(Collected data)
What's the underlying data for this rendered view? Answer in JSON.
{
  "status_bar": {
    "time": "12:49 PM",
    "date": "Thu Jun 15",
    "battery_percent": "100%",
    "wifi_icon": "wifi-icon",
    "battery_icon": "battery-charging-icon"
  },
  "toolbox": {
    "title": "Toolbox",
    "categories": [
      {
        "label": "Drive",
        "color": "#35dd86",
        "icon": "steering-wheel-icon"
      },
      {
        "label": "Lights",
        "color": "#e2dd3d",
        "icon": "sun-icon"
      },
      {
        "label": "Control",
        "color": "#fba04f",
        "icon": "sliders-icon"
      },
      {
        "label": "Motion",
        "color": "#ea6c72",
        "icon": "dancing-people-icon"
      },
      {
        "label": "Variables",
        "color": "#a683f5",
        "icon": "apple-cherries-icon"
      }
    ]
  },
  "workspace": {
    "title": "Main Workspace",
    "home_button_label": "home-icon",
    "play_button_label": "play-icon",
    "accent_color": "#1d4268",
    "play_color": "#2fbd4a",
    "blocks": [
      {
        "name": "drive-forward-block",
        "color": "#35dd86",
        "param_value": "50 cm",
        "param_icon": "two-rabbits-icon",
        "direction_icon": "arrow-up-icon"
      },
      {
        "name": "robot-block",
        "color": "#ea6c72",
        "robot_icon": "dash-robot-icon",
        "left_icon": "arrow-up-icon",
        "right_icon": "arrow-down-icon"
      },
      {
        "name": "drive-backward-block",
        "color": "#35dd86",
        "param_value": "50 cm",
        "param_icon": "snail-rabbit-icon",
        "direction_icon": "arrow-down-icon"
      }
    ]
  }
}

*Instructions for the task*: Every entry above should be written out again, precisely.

*Answer section*:
What's the underlying data for this rendered view? Answer in JSON.
{
  "status_bar": {
    "time": "12:49 PM",
    "date": "Thu Jun 15",
    "battery_percent": "100%",
    "wifi_icon": "wifi-icon",
    "battery_icon": "battery-charging-icon"
  },
  "toolbox": {
    "title": "Toolbox",
    "categories": [
      {
        "label": "Drive",
        "color": "#35dd86",
        "icon": "steering-wheel-icon"
      },
      {
        "label": "Lights",
        "color": "#e2dd3d",
        "icon": "sun-icon"
      },
      {
        "label": "Control",
        "color": "#fba04f",
        "icon": "sliders-icon"
      },
      {
        "label": "Motion",
        "color": "#ea6c72",
        "icon": "dancing-people-icon"
      },
      {
        "label": "Variables",
        "color": "#a683f5",
        "icon": "apple-cherries-icon"
      }
    ]
  },
  "workspace": {
    "title": "Main Workspace",
    "home_button_label": "home-icon",
    "play_button_label": "play-icon",
    "accent_color": "#1d4268",
    "play_color": "#2fbd4a",
    "blocks": [
      {
        "name": "drive-forward-block",
        "color": "#35dd86",
        "param_value": "50 cm",
        "param_icon": "two-rabbits-icon",
        "direction_icon": "arrow-up-icon"
      },
      {
        "name": "robot-block",
        "color": "#ea6c72",
        "robot_icon": "dash-robot-icon",
        "left_icon": "arrow-up-icon",
        "right_icon": "arrow-down-icon"
      },
      {
        "name": "drive-backward-block",
        "color": "#35dd86",
        "param_value": "50 cm",
        "param_icon": "snail-rabbit-icon",
        "direction_icon": "arrow-down-icon"
      }
    ]
  }
}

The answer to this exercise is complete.